◆ Task to carry out:
Take the whole listing and reproduce it exactly, pictures excepted.

Content starts

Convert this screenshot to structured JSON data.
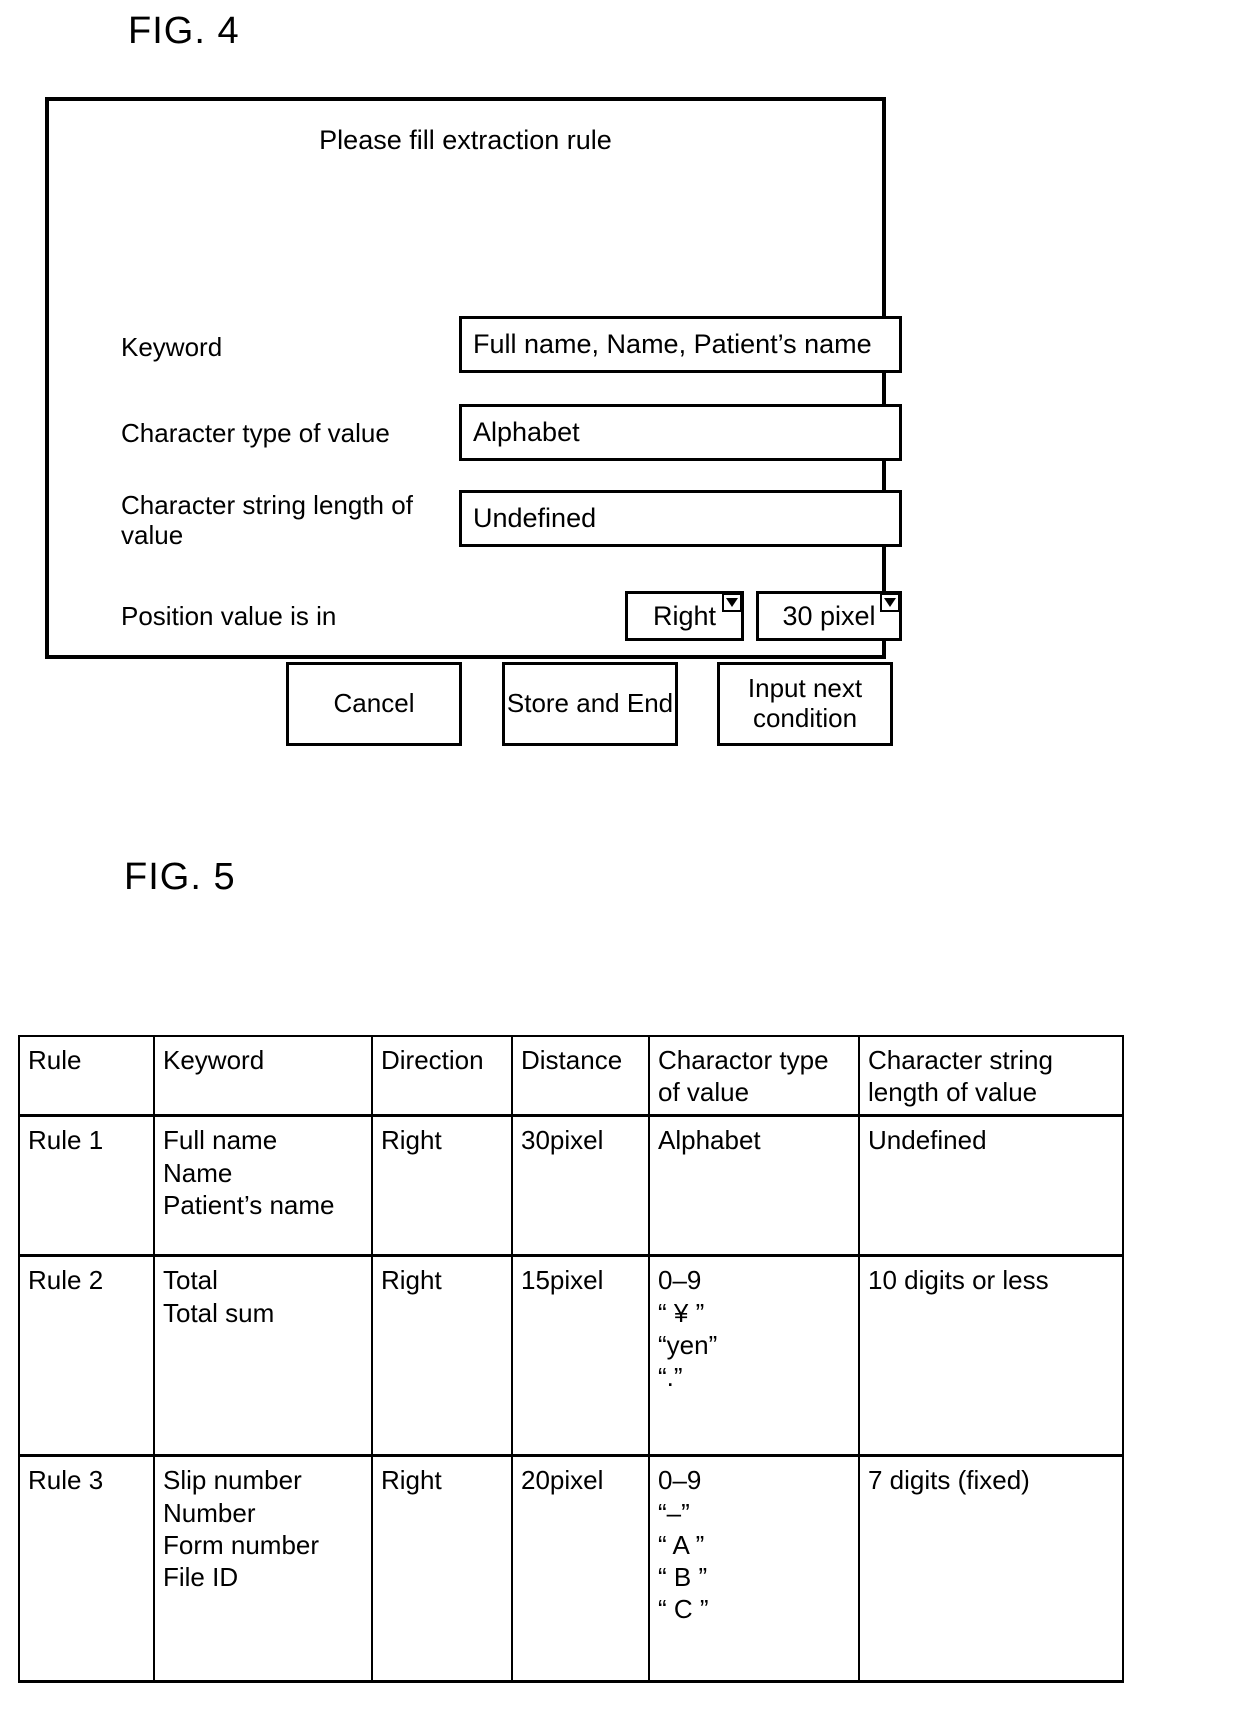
{
  "figures": {
    "fig4_label": "FIG. 4",
    "fig5_label": "FIG. 5"
  },
  "dialog": {
    "title": "Please fill extraction rule",
    "fields": [
      {
        "label": "Keyword",
        "value": "Full name, Name, Patient’s name"
      },
      {
        "label": "Character type of value",
        "value": "Alphabet"
      },
      {
        "label": "Character string length of value",
        "value": "Undefined"
      }
    ],
    "position_row": {
      "label": "Position value is in",
      "direction": {
        "value": "Right",
        "icon": "chevron-down-icon"
      },
      "distance": {
        "value": "30 pixel",
        "icon": "chevron-down-icon"
      }
    },
    "buttons": [
      {
        "label": "Cancel"
      },
      {
        "label": "Store and End"
      },
      {
        "label": "Input next condition",
        "line1": "Input next",
        "line2": "condition"
      }
    ]
  },
  "table": {
    "headers": {
      "rule": "Rule",
      "keyword": "Keyword",
      "direction": "Direction",
      "distance": "Distance",
      "chartype_line1": "Charactor type",
      "chartype_line2": "of value",
      "charlen_line1": "Character string",
      "charlen_line2": "length of value"
    },
    "rows": [
      {
        "rule": "Rule 1",
        "keywords": [
          "Full name",
          "Name",
          "Patient’s name"
        ],
        "direction": "Right",
        "distance": "30pixel",
        "chartype": [
          "Alphabet"
        ],
        "charlen": "Undefined"
      },
      {
        "rule": "Rule 2",
        "keywords": [
          "Total",
          "Total sum"
        ],
        "direction": "Right",
        "distance": "15pixel",
        "chartype": [
          "0–9",
          "“ ¥ ”",
          "“yen”",
          "“.”"
        ],
        "charlen": "10 digits or less"
      },
      {
        "rule": "Rule 3",
        "keywords": [
          "Slip number",
          "Number",
          "Form number",
          "File ID"
        ],
        "direction": "Right",
        "distance": "20pixel",
        "chartype": [
          "0–9",
          "“–”",
          "“ A ”",
          "“ B ”",
          "“ C ”"
        ],
        "charlen": "7 digits (fixed)"
      }
    ]
  },
  "colors": {
    "ink": "#000000",
    "paper": "#ffffff"
  }
}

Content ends

◆ Exercise response:
Convert this screenshot to structured JSON data.
{
  "figures": {
    "fig4_label": "FIG. 4",
    "fig5_label": "FIG. 5"
  },
  "dialog": {
    "title": "Please fill extraction rule",
    "fields": [
      {
        "label": "Keyword",
        "value": "Full name, Name, Patient’s name"
      },
      {
        "label": "Character type of value",
        "value": "Alphabet"
      },
      {
        "label": "Character string length of value",
        "value": "Undefined"
      }
    ],
    "position_row": {
      "label": "Position value is in",
      "direction": {
        "value": "Right",
        "icon": "chevron-down-icon"
      },
      "distance": {
        "value": "30 pixel",
        "icon": "chevron-down-icon"
      }
    },
    "buttons": [
      {
        "label": "Cancel"
      },
      {
        "label": "Store and End"
      },
      {
        "label": "Input next condition",
        "line1": "Input next",
        "line2": "condition"
      }
    ]
  },
  "table": {
    "headers": {
      "rule": "Rule",
      "keyword": "Keyword",
      "direction": "Direction",
      "distance": "Distance",
      "chartype_line1": "Charactor type",
      "chartype_line2": "of value",
      "charlen_line1": "Character string",
      "charlen_line2": "length of value"
    },
    "rows": [
      {
        "rule": "Rule 1",
        "keywords": [
          "Full name",
          "Name",
          "Patient’s name"
        ],
        "direction": "Right",
        "distance": "30pixel",
        "chartype": [
          "Alphabet"
        ],
        "charlen": "Undefined"
      },
      {
        "rule": "Rule 2",
        "keywords": [
          "Total",
          "Total sum"
        ],
        "direction": "Right",
        "distance": "15pixel",
        "chartype": [
          "0–9",
          "“ ¥ ”",
          "“yen”",
          "“.”"
        ],
        "charlen": "10 digits or less"
      },
      {
        "rule": "Rule 3",
        "keywords": [
          "Slip number",
          "Number",
          "Form number",
          "File ID"
        ],
        "direction": "Right",
        "distance": "20pixel",
        "chartype": [
          "0–9",
          "“–”",
          "“ A ”",
          "“ B ”",
          "“ C ”"
        ],
        "charlen": "7 digits (fixed)"
      }
    ]
  },
  "colors": {
    "ink": "#000000",
    "paper": "#ffffff"
  }
}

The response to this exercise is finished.